The third was that when he sat down and looked at the queue and some of the crazy, wrongly-assigned tasks in there, the first thing he noticed was that because of how the service desk tool has been configured we can also see jobs we had a hand in, but have since assigned to other teams. This bugged me for a while, too, but when I checked with the system administrator it turned out that fixing the issue would cause other things to break and probably keep me from seeing any of our jobs at all. Which I'm not actually opposed to, but in principle I have to concede it's probably in everyone's best interests for me to be able to see what I'm actually meant to be working on.
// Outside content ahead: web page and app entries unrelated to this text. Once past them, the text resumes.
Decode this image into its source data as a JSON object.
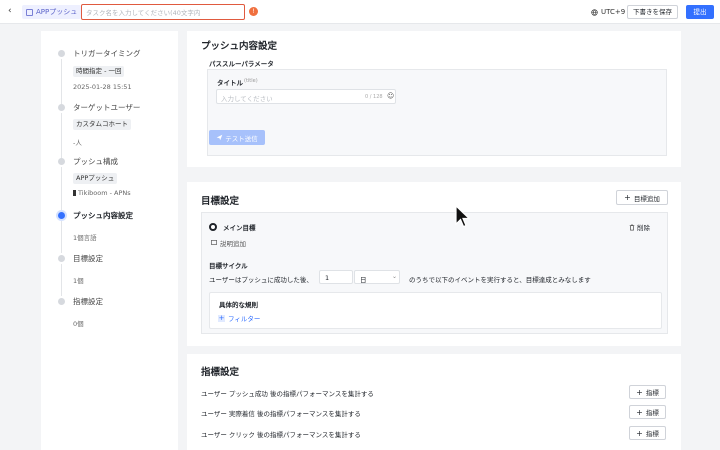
{
  "header": {
    "back_icon": "chevron-left-icon",
    "app_tag": "APPプッシュ",
    "task_name_placeholder": "タスク名を入力してください(40文字内",
    "error_icon": "alert-icon",
    "timezone": "UTC+9",
    "draft_button": "下書きを保存",
    "submit_button": "提出"
  },
  "sidebar": {
    "steps": [
      {
        "title": "トリガータイミング",
        "chip": "時間指定 - 一回",
        "sub": "2025-01-28 15:51"
      },
      {
        "title": "ターゲットユーザー",
        "chip": "カスタムコホート",
        "sub": "-人"
      },
      {
        "title": "プッシュ構成",
        "chip": "APPプッシュ",
        "sub": "Tikiboom - APNs"
      },
      {
        "title": "プッシュ内容設定",
        "sub": "1個言語"
      },
      {
        "title": "目標設定",
        "sub": "1個"
      },
      {
        "title": "指標設定",
        "sub": "0個"
      }
    ]
  },
  "content": {
    "title": "プッシュ内容設定",
    "passthrough_label": "パススルーパラメータ",
    "field_title_label": "タイトル",
    "field_title_hint": "(title)",
    "field_title_placeholder": "入力してください",
    "field_title_counter": "0 / 128",
    "test_send_button": "テスト送信"
  },
  "goals": {
    "title": "目標設定",
    "add_button": "目標追加",
    "main_goal_label": "メイン目標",
    "delete_label": "削除",
    "add_desc": "説明追加",
    "cycle_label": "目標サイクル",
    "cycle_prefix": "ユーザーはプッシュに成功した後、",
    "cycle_value": "1",
    "cycle_unit": "日",
    "cycle_suffix": "のうちで以下のイベントを実行すると、目標達成とみなします",
    "rules_label": "具体的な規則",
    "filter_button": "フィルター"
  },
  "metrics": {
    "title": "指標設定",
    "rows": [
      {
        "text": "ユーザー  プッシュ成功  後の指標パフォーマンスを集計する",
        "button": "指標"
      },
      {
        "text": "ユーザー  実際着信  後の指標パフォーマンスを集計する",
        "button": "指標"
      },
      {
        "text": "ユーザー  クリック  後の指標パフォーマンスを集計する",
        "button": "指標"
      }
    ]
  }
}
So I've learnt just to mentally screen out the things I don't need to bother with, and move on. Rageboy is less phlegmatic. The presence of these other jobs was deeply offensive to him. He would read in detail what they were about, and start calling members of other teams and other team leaders to tell them how long the support tickets had been open for. He was quite thorough about it, and did a great job helping them clear up their backlog. I'm sure they were appreciative, even if in reality his contribution was limited to haranguing them until they closed the tickets just to keep him quiet.

I think the types of questions that were being legitimately referred to us broke him a little bit, though, because he studiously avoided having anything to do with them.

Now, a month later, he's begun tackling some of those very old items. I'm pleased to see the old jobs slowly being whittled away while I deal with the incoming stuff, and it's a little bit validating to see someone else growing frustrated with some of the stuff that keeps being assigned to us because other support teams don't want to have to deal with it (claiming your team doesn't have the resources to follow something up seems to have become a catch-all solution for assigning work to other under-resourced teams who aren't even responsible for that kind of work to begin with).

What's less helpful is his approach. He's not a quiet man on the phone, nor a subtle one. Like Ted, he's good at identifying - loudly and angrily - what's not working right, but much less good at proposing a constructive solution. His opening gambit tends to start: "Hi, this is Rageboy. I'm assisting a colleague, and I just wanted to check in with this request THAT'S BEEN OPEN FOR ABOUT THREE MONTHS NOW to see whether it's been resolved BECAUSE IT WAS CREATED THREE MONTHS AGO and that just seems like SUCH A LONG TIME."

Three months is a long time, and I'm not happy to have things sitting so long, either. Most of the really old items are ones I inherited, or that were lobbed into the queue before I had enough knowledge about the place to know what I could safely throw back. However, I've also read every one of those old items, and have a fair idea of which ones were real issues needing resolved and which ones were just open-ended wishlists that were a lower priority than the steady influx of new items.

I'd be bothered less by Rageboy's tactlessness if I wasn't still in my probation period during a time of mass layoffs. Maybe if I explain to him gently that if I go, he inherits everything...?


Prof. Godel Fishbreath, Otter said...

Thanks for the update, actually you write well and anything you talk about is likely interesting. But maybe that is because you pick your topics.

Anonymous said...

Rageboy Rageboy he's our boy!
If he can't bug you til it's fixed, no one ... will.

All your readers appreciate your observations. Moarplz! I hope you can resolve the anonymity issue soon, 'cos it sounds particularly juicy.

Peace! (Oh and the captcha is typically ummm... difficult at best - so it may be preventing some comments getting through):